Task instructions —
Hunt for the word "down" across the entries below, copying each line that holds it.

Dataset rows for apps and sites:
-------

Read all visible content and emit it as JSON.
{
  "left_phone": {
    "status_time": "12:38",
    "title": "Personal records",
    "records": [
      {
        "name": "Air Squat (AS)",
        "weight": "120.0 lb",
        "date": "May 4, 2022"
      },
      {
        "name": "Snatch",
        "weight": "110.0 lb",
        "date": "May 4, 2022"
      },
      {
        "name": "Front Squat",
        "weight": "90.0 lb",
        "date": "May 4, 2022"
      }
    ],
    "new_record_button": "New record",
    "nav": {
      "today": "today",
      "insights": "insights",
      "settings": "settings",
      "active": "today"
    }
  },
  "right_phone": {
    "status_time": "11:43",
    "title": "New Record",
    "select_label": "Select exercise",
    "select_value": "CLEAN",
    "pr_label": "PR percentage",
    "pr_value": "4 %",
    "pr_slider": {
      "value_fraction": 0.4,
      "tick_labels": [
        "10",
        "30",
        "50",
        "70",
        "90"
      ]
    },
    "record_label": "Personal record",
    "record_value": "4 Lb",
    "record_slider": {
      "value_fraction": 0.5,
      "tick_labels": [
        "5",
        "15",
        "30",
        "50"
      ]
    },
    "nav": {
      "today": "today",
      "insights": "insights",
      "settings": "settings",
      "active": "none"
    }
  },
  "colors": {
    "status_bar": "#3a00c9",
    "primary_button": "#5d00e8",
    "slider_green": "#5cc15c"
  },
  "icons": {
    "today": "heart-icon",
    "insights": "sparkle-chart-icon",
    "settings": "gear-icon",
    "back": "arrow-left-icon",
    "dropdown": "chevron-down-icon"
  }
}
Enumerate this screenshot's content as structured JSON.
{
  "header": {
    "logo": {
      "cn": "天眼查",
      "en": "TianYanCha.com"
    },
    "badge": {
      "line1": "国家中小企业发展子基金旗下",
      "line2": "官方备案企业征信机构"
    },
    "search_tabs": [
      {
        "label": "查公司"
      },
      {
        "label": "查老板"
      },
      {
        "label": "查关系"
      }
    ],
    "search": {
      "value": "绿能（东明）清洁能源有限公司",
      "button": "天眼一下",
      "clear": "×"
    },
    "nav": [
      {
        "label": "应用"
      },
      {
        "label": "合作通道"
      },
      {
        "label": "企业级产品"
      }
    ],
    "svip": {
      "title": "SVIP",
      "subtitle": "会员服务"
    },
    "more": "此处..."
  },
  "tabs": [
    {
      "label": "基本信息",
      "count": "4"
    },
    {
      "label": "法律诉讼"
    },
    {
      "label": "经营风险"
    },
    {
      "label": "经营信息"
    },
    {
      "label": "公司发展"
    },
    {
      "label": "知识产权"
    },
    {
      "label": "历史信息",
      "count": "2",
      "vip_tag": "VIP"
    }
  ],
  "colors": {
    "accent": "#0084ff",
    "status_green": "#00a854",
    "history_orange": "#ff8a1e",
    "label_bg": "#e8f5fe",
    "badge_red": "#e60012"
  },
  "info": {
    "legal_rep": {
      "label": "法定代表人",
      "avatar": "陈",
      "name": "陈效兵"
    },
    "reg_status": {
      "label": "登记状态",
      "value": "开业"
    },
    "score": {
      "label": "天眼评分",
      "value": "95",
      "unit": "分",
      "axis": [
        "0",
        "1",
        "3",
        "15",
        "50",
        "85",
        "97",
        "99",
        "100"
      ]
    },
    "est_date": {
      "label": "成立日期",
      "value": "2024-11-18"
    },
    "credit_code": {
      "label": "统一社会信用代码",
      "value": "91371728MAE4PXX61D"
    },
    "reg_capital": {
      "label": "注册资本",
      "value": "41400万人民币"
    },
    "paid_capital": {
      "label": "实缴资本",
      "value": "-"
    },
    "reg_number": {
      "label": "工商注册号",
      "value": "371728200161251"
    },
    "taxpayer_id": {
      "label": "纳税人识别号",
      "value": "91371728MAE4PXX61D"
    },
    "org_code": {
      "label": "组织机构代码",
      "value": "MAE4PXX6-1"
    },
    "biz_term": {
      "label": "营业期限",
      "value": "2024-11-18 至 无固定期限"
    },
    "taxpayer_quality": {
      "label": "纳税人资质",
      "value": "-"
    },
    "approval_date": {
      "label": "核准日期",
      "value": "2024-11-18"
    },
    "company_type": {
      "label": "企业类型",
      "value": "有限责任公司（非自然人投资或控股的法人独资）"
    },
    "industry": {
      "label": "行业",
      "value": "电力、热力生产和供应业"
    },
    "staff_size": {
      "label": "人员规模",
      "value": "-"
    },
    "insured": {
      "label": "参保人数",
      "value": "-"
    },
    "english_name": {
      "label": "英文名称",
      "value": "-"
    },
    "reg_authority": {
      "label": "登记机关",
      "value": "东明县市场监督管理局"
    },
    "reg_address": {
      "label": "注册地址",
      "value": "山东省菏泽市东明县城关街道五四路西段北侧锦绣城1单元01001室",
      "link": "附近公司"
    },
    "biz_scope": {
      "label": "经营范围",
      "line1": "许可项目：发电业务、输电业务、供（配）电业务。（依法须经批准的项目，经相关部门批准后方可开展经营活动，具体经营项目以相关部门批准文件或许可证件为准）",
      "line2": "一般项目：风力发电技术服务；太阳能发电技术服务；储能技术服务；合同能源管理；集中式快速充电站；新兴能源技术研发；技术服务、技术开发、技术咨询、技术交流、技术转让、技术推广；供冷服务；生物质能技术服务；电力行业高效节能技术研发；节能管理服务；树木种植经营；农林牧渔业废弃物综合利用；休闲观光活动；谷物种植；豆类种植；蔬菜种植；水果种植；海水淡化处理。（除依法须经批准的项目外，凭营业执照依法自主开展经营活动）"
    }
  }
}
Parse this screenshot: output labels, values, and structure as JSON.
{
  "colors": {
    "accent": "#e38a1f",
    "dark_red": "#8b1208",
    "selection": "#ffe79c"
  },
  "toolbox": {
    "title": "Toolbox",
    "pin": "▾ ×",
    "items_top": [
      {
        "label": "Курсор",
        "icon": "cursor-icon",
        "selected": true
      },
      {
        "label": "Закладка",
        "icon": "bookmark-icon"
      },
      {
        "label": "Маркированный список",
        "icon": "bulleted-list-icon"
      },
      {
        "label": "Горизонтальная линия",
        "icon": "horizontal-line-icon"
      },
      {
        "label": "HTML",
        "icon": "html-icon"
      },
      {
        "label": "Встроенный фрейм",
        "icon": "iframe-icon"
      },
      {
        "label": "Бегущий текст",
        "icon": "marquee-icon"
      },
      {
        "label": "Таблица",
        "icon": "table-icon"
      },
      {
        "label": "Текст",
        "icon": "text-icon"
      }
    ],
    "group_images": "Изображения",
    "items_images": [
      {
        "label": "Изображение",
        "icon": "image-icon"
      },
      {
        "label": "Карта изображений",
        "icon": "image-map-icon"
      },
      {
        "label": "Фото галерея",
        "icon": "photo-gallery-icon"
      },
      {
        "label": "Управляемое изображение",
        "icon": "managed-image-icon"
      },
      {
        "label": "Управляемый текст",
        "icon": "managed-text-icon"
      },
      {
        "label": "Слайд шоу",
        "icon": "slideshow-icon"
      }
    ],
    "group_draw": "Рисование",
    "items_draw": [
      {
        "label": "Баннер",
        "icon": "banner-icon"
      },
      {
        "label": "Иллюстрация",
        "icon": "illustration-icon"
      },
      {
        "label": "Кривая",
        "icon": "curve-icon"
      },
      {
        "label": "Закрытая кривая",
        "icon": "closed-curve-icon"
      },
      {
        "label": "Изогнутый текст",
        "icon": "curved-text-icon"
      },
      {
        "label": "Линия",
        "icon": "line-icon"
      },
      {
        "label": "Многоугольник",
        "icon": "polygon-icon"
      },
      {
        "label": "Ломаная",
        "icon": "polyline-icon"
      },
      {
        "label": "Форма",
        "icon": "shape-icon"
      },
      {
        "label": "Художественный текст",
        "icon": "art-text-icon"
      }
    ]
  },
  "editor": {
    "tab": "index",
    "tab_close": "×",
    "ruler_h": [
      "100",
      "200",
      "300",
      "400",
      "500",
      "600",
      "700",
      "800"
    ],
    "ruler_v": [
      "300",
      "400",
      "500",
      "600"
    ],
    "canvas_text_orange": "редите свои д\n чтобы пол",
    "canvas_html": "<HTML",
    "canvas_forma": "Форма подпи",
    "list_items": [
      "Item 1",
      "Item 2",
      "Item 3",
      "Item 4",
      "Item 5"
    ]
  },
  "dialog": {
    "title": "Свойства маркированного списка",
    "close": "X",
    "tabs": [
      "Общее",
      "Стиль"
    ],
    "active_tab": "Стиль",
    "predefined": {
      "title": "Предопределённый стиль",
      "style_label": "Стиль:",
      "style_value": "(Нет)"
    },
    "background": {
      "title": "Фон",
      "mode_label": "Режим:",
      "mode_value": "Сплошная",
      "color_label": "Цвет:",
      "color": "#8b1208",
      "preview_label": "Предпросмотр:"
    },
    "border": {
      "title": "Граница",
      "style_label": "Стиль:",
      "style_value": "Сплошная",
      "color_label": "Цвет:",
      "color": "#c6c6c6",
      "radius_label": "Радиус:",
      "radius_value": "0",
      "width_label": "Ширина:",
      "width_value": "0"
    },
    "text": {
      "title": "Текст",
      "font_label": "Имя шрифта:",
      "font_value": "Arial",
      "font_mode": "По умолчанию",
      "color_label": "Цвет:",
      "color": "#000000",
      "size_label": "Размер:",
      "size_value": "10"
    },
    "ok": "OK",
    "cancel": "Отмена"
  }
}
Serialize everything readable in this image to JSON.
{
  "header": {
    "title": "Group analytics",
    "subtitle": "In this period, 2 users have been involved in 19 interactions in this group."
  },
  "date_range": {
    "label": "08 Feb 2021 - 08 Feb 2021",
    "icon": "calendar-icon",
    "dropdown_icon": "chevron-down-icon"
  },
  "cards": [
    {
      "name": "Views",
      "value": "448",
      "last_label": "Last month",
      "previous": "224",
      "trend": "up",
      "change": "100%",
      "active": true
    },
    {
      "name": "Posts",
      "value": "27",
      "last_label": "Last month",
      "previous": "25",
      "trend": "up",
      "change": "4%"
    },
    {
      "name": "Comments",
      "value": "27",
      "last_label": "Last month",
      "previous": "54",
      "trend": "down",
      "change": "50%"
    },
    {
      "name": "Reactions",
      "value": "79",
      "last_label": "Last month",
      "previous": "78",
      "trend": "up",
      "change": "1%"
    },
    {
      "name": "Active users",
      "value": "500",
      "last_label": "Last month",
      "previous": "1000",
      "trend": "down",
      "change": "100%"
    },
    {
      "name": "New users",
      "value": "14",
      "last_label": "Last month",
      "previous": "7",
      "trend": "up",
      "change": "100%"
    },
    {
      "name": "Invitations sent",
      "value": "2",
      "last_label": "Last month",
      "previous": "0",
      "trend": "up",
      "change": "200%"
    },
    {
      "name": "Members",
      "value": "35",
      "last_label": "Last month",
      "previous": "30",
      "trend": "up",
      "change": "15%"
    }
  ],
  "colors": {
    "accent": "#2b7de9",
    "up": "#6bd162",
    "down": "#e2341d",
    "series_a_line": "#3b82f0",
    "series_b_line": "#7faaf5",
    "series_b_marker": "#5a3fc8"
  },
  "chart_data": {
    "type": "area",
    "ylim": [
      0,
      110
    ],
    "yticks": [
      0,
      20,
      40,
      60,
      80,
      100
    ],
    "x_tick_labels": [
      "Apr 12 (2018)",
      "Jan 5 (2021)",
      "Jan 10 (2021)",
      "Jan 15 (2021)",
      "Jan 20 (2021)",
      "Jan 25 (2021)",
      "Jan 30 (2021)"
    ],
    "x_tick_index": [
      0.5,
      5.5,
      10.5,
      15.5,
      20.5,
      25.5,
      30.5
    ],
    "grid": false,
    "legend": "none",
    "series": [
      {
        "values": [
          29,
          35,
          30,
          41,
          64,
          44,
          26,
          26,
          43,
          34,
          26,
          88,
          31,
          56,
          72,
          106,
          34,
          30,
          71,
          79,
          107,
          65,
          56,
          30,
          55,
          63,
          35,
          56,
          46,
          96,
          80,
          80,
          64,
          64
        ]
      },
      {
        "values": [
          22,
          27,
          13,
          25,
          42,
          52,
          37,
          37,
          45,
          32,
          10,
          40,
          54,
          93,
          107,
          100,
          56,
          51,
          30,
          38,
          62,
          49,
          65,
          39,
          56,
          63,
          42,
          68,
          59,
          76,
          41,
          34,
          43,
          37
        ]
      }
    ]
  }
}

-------

Answer for this exercise —
    "dropdown": "chevron-down-icon"
    "dropdown_icon": "chevron-down-icon"
      "trend": "down",
      "trend": "down",
    "down": "#e2341d",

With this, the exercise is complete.